*** Opening Data provided ***

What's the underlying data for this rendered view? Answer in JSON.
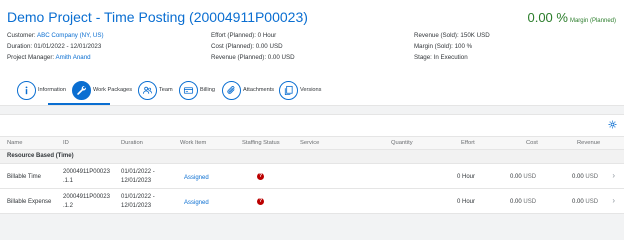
{
  "header": {
    "title": "Demo Project - Time Posting (20004911P00023)",
    "kpi": {
      "value": "0.00 %",
      "label": "Margin (Planned)",
      "color": "#2b7d2b"
    },
    "col1": {
      "customer_label": "Customer:",
      "customer_value": "ABC Company (NY, US)",
      "duration_label": "Duration:",
      "duration_value": "01/01/2022 - 12/01/2023",
      "pm_label": "Project Manager:",
      "pm_value": "Amith Anand"
    },
    "col2": {
      "effort": "Effort (Planned): 0 Hour",
      "cost": "Cost (Planned): 0.00 USD",
      "revenue": "Revenue (Planned): 0.00 USD"
    },
    "col3": {
      "revenue_sold": "Revenue (Sold): 150K USD",
      "margin_sold": "Margin (Sold): 100 %",
      "stage": "Stage: In Execution"
    }
  },
  "tabs": [
    {
      "label": "Information",
      "icon": "info-icon"
    },
    {
      "label": "Work Packages",
      "icon": "wrench-icon",
      "active": true
    },
    {
      "label": "Team",
      "icon": "team-icon"
    },
    {
      "label": "Billing",
      "icon": "billing-icon"
    },
    {
      "label": "Attachments",
      "icon": "paperclip-icon"
    },
    {
      "label": "Versions",
      "icon": "versions-icon"
    }
  ],
  "table": {
    "columns": [
      "Name",
      "ID",
      "Duration",
      "Work Item",
      "Staffing Status",
      "Service",
      "Quantity",
      "Effort",
      "Cost",
      "Revenue"
    ],
    "group": "Resource Based (Time)",
    "rows": [
      {
        "name": "Billable Time",
        "id_line1": "20004911P00023",
        "id_line2": ".1.1",
        "dur_line1": "01/01/2022 -",
        "dur_line2": "12/01/2023",
        "work_item": "Assigned",
        "staffing": "?",
        "effort": "0 Hour",
        "cost": "0.00",
        "cost_unit": "USD",
        "revenue": "0.00",
        "revenue_unit": "USD"
      },
      {
        "name": "Billable Expense",
        "id_line1": "20004911P00023",
        "id_line2": ".1.2",
        "dur_line1": "01/01/2022 -",
        "dur_line2": "12/01/2023",
        "work_item": "Assigned",
        "staffing": "?",
        "effort": "0 Hour",
        "cost": "0.00",
        "cost_unit": "USD",
        "revenue": "0.00",
        "revenue_unit": "USD"
      }
    ]
  },
  "colors": {
    "accent": "#0a6ed1",
    "error": "#bb0000"
  }
}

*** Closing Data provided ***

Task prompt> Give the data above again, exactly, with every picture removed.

Solution>
What's the underlying data for this rendered view? Answer in JSON.
{
  "header": {
    "title": "Demo Project - Time Posting (20004911P00023)",
    "kpi": {
      "value": "0.00 %",
      "label": "Margin (Planned)",
      "color": "#2b7d2b"
    },
    "col1": {
      "customer_label": "Customer:",
      "customer_value": "ABC Company (NY, US)",
      "duration_label": "Duration:",
      "duration_value": "01/01/2022 - 12/01/2023",
      "pm_label": "Project Manager:",
      "pm_value": "Amith Anand"
    },
    "col2": {
      "effort": "Effort (Planned): 0 Hour",
      "cost": "Cost (Planned): 0.00 USD",
      "revenue": "Revenue (Planned): 0.00 USD"
    },
    "col3": {
      "revenue_sold": "Revenue (Sold): 150K USD",
      "margin_sold": "Margin (Sold): 100 %",
      "stage": "Stage: In Execution"
    }
  },
  "tabs": [
    {
      "label": "Information",
      "icon": "info-icon"
    },
    {
      "label": "Work Packages",
      "icon": "wrench-icon",
      "active": true
    },
    {
      "label": "Team",
      "icon": "team-icon"
    },
    {
      "label": "Billing",
      "icon": "billing-icon"
    },
    {
      "label": "Attachments",
      "icon": "paperclip-icon"
    },
    {
      "label": "Versions",
      "icon": "versions-icon"
    }
  ],
  "table": {
    "columns": [
      "Name",
      "ID",
      "Duration",
      "Work Item",
      "Staffing Status",
      "Service",
      "Quantity",
      "Effort",
      "Cost",
      "Revenue"
    ],
    "group": "Resource Based (Time)",
    "rows": [
      {
        "name": "Billable Time",
        "id_line1": "20004911P00023",
        "id_line2": ".1.1",
        "dur_line1": "01/01/2022 -",
        "dur_line2": "12/01/2023",
        "work_item": "Assigned",
        "staffing": "?",
        "effort": "0 Hour",
        "cost": "0.00",
        "cost_unit": "USD",
        "revenue": "0.00",
        "revenue_unit": "USD"
      },
      {
        "name": "Billable Expense",
        "id_line1": "20004911P00023",
        "id_line2": ".1.2",
        "dur_line1": "01/01/2022 -",
        "dur_line2": "12/01/2023",
        "work_item": "Assigned",
        "staffing": "?",
        "effort": "0 Hour",
        "cost": "0.00",
        "cost_unit": "USD",
        "revenue": "0.00",
        "revenue_unit": "USD"
      }
    ]
  },
  "colors": {
    "accent": "#0a6ed1",
    "error": "#bb0000"
  }
}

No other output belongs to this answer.